▸ RECORDS FOR PROCESSING:

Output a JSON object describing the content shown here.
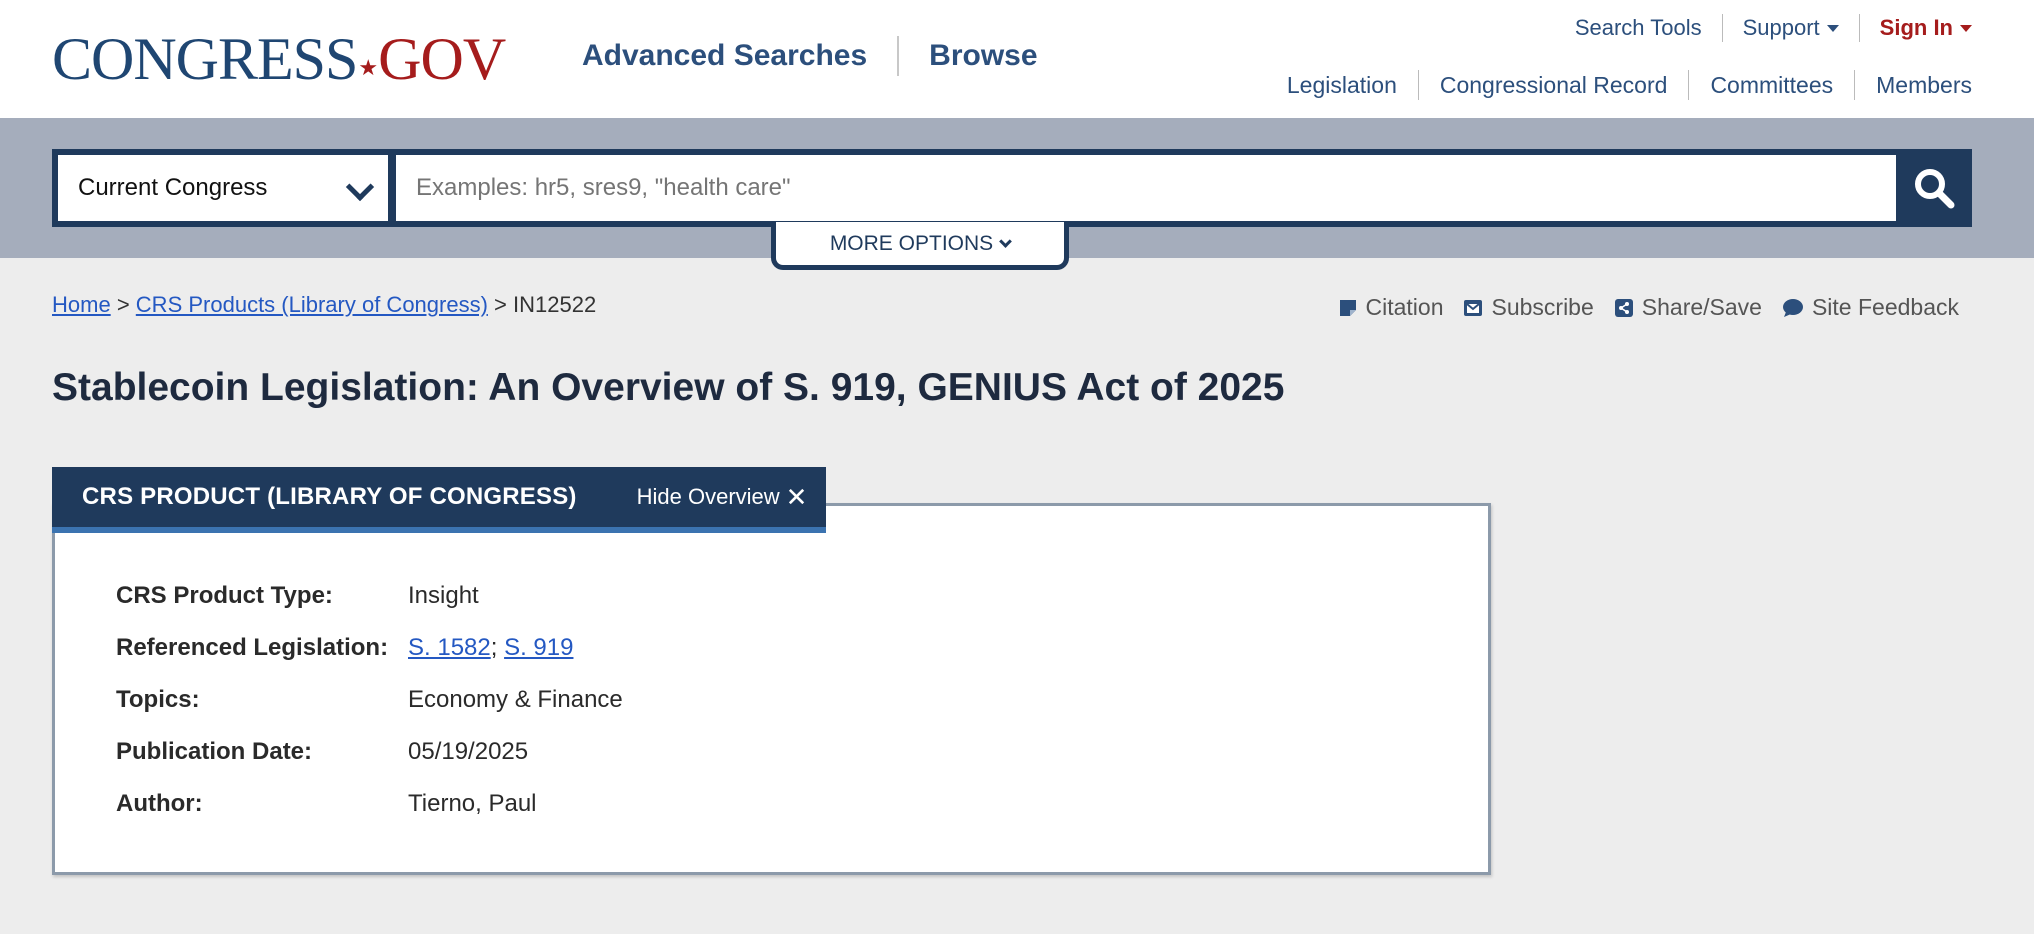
{
  "header": {
    "logo": {
      "main": "CONGRESS",
      "suffix": "GOV"
    },
    "main_nav": [
      "Advanced Searches",
      "Browse"
    ],
    "top_nav": {
      "search_tools": "Search Tools",
      "support": "Support",
      "sign_in": "Sign In"
    },
    "sub_nav": [
      "Legislation",
      "Congressional Record",
      "Committees",
      "Members"
    ]
  },
  "search": {
    "congress_select": "Current Congress",
    "placeholder": "Examples: hr5, sres9, \"health care\"",
    "more_options": "MORE OPTIONS"
  },
  "breadcrumb": {
    "home": "Home",
    "sep1": ">",
    "section": "CRS Products (Library of Congress)",
    "sep2": ">",
    "current": "IN12522"
  },
  "tools": [
    "Citation",
    "Subscribe",
    "Share/Save",
    "Site Feedback"
  ],
  "page_title": "Stablecoin Legislation: An Overview of S. 919, GENIUS Act of 2025",
  "overview": {
    "tab_title": "CRS PRODUCT (LIBRARY OF CONGRESS)",
    "hide_label": "Hide Overview",
    "rows": {
      "product_type": {
        "label": "CRS Product Type:",
        "value": "Insight"
      },
      "legislation": {
        "label": "Referenced Legislation:",
        "link1": "S. 1582",
        "separator": ";",
        "link2": "S. 919"
      },
      "topics": {
        "label": "Topics:",
        "value": "Economy & Finance"
      },
      "publication_date": {
        "label": "Publication Date:",
        "value": "05/19/2025"
      },
      "author": {
        "label": "Author:",
        "value": "Tierno, Paul"
      }
    }
  },
  "colors": {
    "brand_navy": "#1f3a5c",
    "brand_red": "#a51c1c",
    "link_blue": "#2458c2",
    "nav_blue": "#2c4f7c"
  },
  "icons": [
    "chevron-down-icon",
    "search-icon",
    "citation-icon",
    "envelope-icon",
    "share-icon",
    "speech-bubble-icon",
    "close-icon"
  ]
}
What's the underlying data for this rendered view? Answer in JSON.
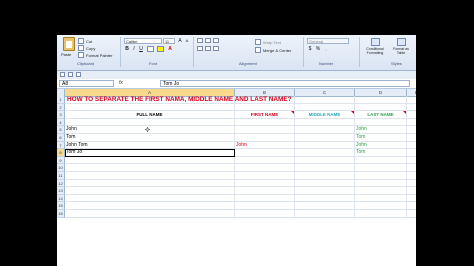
{
  "ribbon": {
    "clipboard": {
      "paste": "Paste",
      "cut": "Cut",
      "copy": "Copy",
      "format_painter": "Format Painter",
      "label": "Clipboard"
    },
    "font": {
      "name": "Calibri",
      "size": "11",
      "label": "Font"
    },
    "alignment": {
      "wrap_text": "Wrap Text",
      "merge_center": "Merge & Center",
      "label": "Alignment"
    },
    "number": {
      "format": "General",
      "label": "Number"
    },
    "styles": {
      "conditional": "Conditional Formatting",
      "format_table": "Format as Table",
      "label": "Styles"
    }
  },
  "formula_bar": {
    "name_box": "A8",
    "fx": "fx",
    "content": "Tom Jo"
  },
  "columns": [
    "A",
    "B",
    "C",
    "D",
    "E"
  ],
  "rows": [
    "1",
    "2",
    "3",
    "4",
    "5",
    "6",
    "7",
    "8",
    "9",
    "10",
    "11",
    "12",
    "13",
    "14",
    "15",
    "16"
  ],
  "sheet": {
    "title": "HOW TO SEPARATE THE FIRST NAMA, MIDDLE NAME AND LAST NAME?",
    "headers": {
      "full_name": "FULL NAME",
      "first_name": "FIRST NAME",
      "middle_name": "MIDDLE NAME",
      "last_name": "LAST NAME"
    },
    "a5": "John",
    "a6": "Tom",
    "a7": "John Tom",
    "a8": "Tom Jo",
    "b7": "John",
    "d5": "John",
    "d6": "Tom",
    "d7": "John",
    "d8": "Tom"
  },
  "colors": {
    "title_red": "#d4001b",
    "middle_teal": "#23a9c1",
    "last_green": "#2e9e4b",
    "header_bar": "#e4ecf7"
  }
}
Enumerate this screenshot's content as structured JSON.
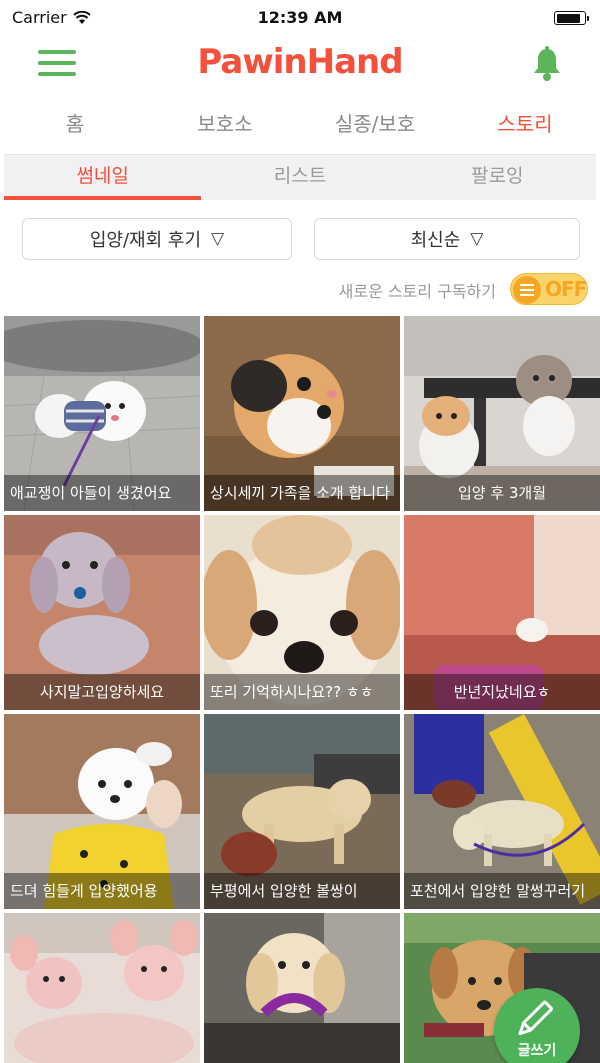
{
  "status_bar": {
    "carrier": "Carrier",
    "time": "12:39 AM"
  },
  "header": {
    "logo_text": "PawinHand",
    "menu_icon": "hamburger-menu-icon",
    "bell_icon": "bell-icon"
  },
  "main_tabs": [
    {
      "label": "홈",
      "active": false
    },
    {
      "label": "보호소",
      "active": false
    },
    {
      "label": "실종/보호",
      "active": false
    },
    {
      "label": "스토리",
      "active": true
    }
  ],
  "sub_tabs": [
    {
      "label": "썸네일",
      "active": true
    },
    {
      "label": "리스트",
      "active": false
    },
    {
      "label": "팔로잉",
      "active": false
    }
  ],
  "filters": {
    "category": "입양/재회 후기",
    "sort": "최신순",
    "dropdown_glyph": "▽"
  },
  "subscribe": {
    "label": "새로운 스토리 구독하기",
    "toggle_text": "OFF"
  },
  "stories": [
    {
      "caption": "애교쟁이 아들이 생겼어요"
    },
    {
      "caption": "상시세끼 가족을 소개 합니다"
    },
    {
      "caption": "입양 후 3개월"
    },
    {
      "caption": "사지말고입양하세요"
    },
    {
      "caption": "또리 기억하시나요?? ㅎㅎ"
    },
    {
      "caption": "반년지났네요ㅎ"
    },
    {
      "caption": "드뎌 힘들게 입양했어용"
    },
    {
      "caption": "부평에서 입양한 볼쌍이"
    },
    {
      "caption": "포천에서 입양한 말썽꾸러기"
    },
    {
      "caption": ""
    },
    {
      "caption": ""
    },
    {
      "caption": ""
    }
  ],
  "fab": {
    "label": "글쓰기"
  },
  "colors": {
    "accent": "#f4503c",
    "green": "#5cb55a",
    "toggle": "#f5a623",
    "fab": "#4db25a"
  }
}
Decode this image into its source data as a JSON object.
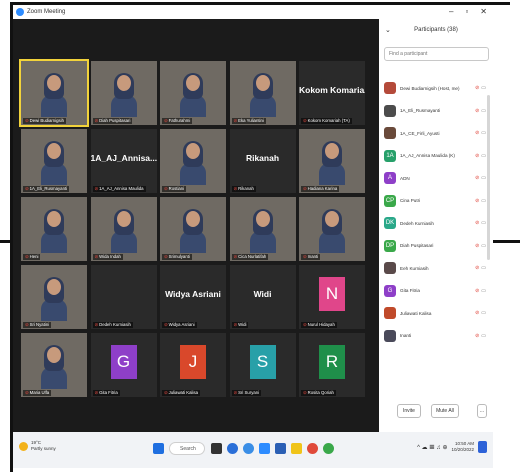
{
  "window": {
    "title": "Zoom Meeting",
    "controls": [
      "–",
      "▫",
      "✕"
    ]
  },
  "participants_panel": {
    "collapse_symbol": "⌄",
    "title": "Participants (38)",
    "search_placeholder": "Find a participant",
    "items": [
      {
        "name": "Dewi Budiarnigsih (Host, me)",
        "avatar": "photo",
        "color": "#b44a3a"
      },
      {
        "name": "1A_Eli_Rusmayanti",
        "avatar": "photo",
        "color": "#4c4c4c"
      },
      {
        "name": "1A_CE_Firli_Ayusti",
        "avatar": "photo",
        "color": "#6a4a3a"
      },
      {
        "name": "1A_AJ_Annisa Maulida (K)",
        "avatar": "1A",
        "color": "#27a06a"
      },
      {
        "name": "ADN",
        "avatar": "A",
        "color": "#8e3fc8"
      },
      {
        "name": "Cina Putri",
        "avatar": "CP",
        "color": "#3aa84a"
      },
      {
        "name": "Dedeh Kurniasih",
        "avatar": "DK",
        "color": "#2aa889"
      },
      {
        "name": "Diah Puspitasari",
        "avatar": "DP",
        "color": "#3aa84a"
      },
      {
        "name": "Eeh Kurniasih",
        "avatar": "photo",
        "color": "#5a4a4a"
      },
      {
        "name": "Gita Fitria",
        "avatar": "G",
        "color": "#8e3fc8"
      },
      {
        "name": "Juliawati Kalisa",
        "avatar": "photo",
        "color": "#c04a2a"
      },
      {
        "name": "Inanti",
        "avatar": "photo",
        "color": "#4a4a5a"
      }
    ],
    "invite_label": "Invite",
    "mute_all_label": "Mute All",
    "more_label": "..."
  },
  "gallery": {
    "tiles": [
      {
        "label": "Dewi Budiarnigsih",
        "kind": "video",
        "active": true
      },
      {
        "label": "Diah Puspitasari",
        "kind": "video"
      },
      {
        "label": "Fathurahmi",
        "kind": "video"
      },
      {
        "label": "Eka Yuliantini",
        "kind": "video"
      },
      {
        "label": "Kokom Komariah (TA)",
        "kind": "name",
        "big": "Kokom Komaria..."
      },
      {
        "label": "1A_Eli_Rusmayanti",
        "kind": "video"
      },
      {
        "label": "1A_AJ_Annisa Maulida",
        "kind": "name",
        "big": "1A_AJ_Annisa..."
      },
      {
        "label": "Rostiani",
        "kind": "video"
      },
      {
        "label": "Rikanah",
        "kind": "name",
        "big": "Rikanah"
      },
      {
        "label": "Hadiana Karina",
        "kind": "video"
      },
      {
        "label": "Heni",
        "kind": "video"
      },
      {
        "label": "Wida Indah",
        "kind": "video"
      },
      {
        "label": "Srimulyanti",
        "kind": "video"
      },
      {
        "label": "Cica Nurlatifah",
        "kind": "video"
      },
      {
        "label": "Inanti",
        "kind": "video"
      },
      {
        "label": "Sri Nyatini",
        "kind": "video"
      },
      {
        "label": "Dedeh Kurniasih",
        "kind": "blank"
      },
      {
        "label": "Widya Asriani",
        "kind": "name",
        "big": "Widya Asriani"
      },
      {
        "label": "Widi",
        "kind": "name",
        "big": "Widi"
      },
      {
        "label": "Nurul Hidayah",
        "kind": "letter",
        "letter": "N",
        "color": "#e0468a"
      },
      {
        "label": "Maria Ulfa",
        "kind": "video"
      },
      {
        "label": "Gita Fitria",
        "kind": "letter",
        "letter": "G",
        "color": "#8e3fc8"
      },
      {
        "label": "Juliawati Kalisa",
        "kind": "letter",
        "letter": "J",
        "color": "#d9482b"
      },
      {
        "label": "Sri Suryani",
        "kind": "letter",
        "letter": "S",
        "color": "#28a0a8"
      },
      {
        "label": "Rosita Qoriah",
        "kind": "letter",
        "letter": "R",
        "color": "#1f8f4a"
      }
    ]
  },
  "taskbar": {
    "weather_temp": "19°C",
    "weather_desc": "Partly sunny",
    "search_label": "Search",
    "time": "10:50 AM",
    "date": "10/20/2022",
    "tray_symbols": "^ ☁ 𝌆 ♫ ⊕"
  }
}
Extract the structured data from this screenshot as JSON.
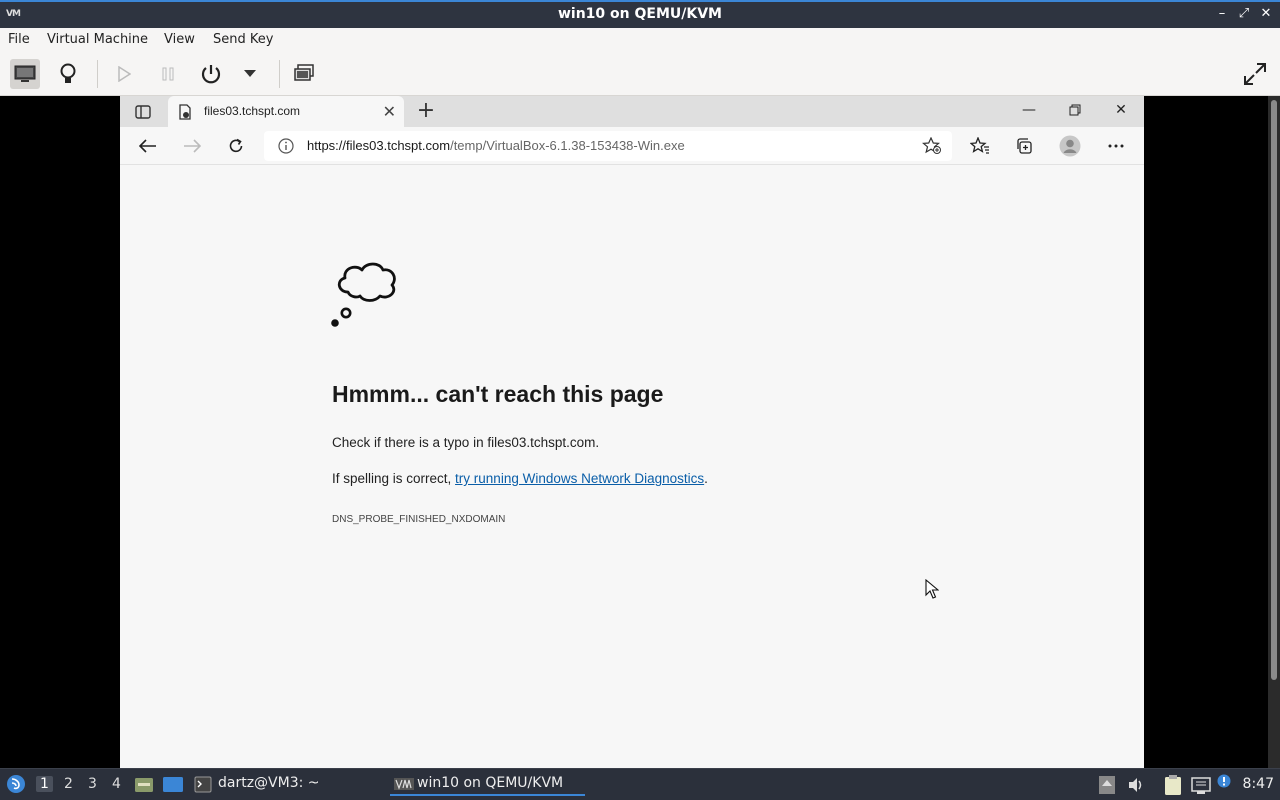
{
  "window": {
    "title": "win10 on QEMU/KVM",
    "app_icon_text": "VM"
  },
  "menubar": [
    "File",
    "Virtual Machine",
    "View",
    "Send Key"
  ],
  "browser": {
    "tab_title": "files03.tchspt.com",
    "url_host": "https://files03.tchspt.com",
    "url_path": "/temp/VirtualBox-6.1.38-153438-Win.exe"
  },
  "error": {
    "heading": "Hmmm... can't reach this page",
    "line1": "Check if there is a typo in files03.tchspt.com.",
    "line2_prefix": "If spelling is correct, ",
    "line2_link": "try running Windows Network Diagnostics",
    "line2_suffix": ".",
    "code": "DNS_PROBE_FINISHED_NXDOMAIN"
  },
  "taskbar": {
    "workspaces": [
      "1",
      "2",
      "3",
      "4"
    ],
    "terminal_task": "dartz@VM3: ~",
    "vm_task": "win10 on QEMU/KVM",
    "clock": "8:47"
  },
  "colors": {
    "accent": "#3b86d6",
    "link": "#0a5ea8",
    "taskbar": "#2b303b"
  }
}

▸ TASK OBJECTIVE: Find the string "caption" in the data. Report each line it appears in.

▸ YOUR SOLUTION:
      "caption": "애교쟁이 아들이 생겼어요"
      "caption": "상시세끼 가족을 소개 합니다"
      "caption": "입양 후 3개월"
      "caption": "사지말고입양하세요"
      "caption": "또리 기억하시나요?? ㅎㅎ"
      "caption": "반년지났네요ㅎ"
      "caption": "드뎌 힘들게 입양했어용"
      "caption": "부평에서 입양한 볼쌍이"
      "caption": "포천에서 입양한 말썽꾸러기"
      "caption": ""
      "caption": ""
      "caption": ""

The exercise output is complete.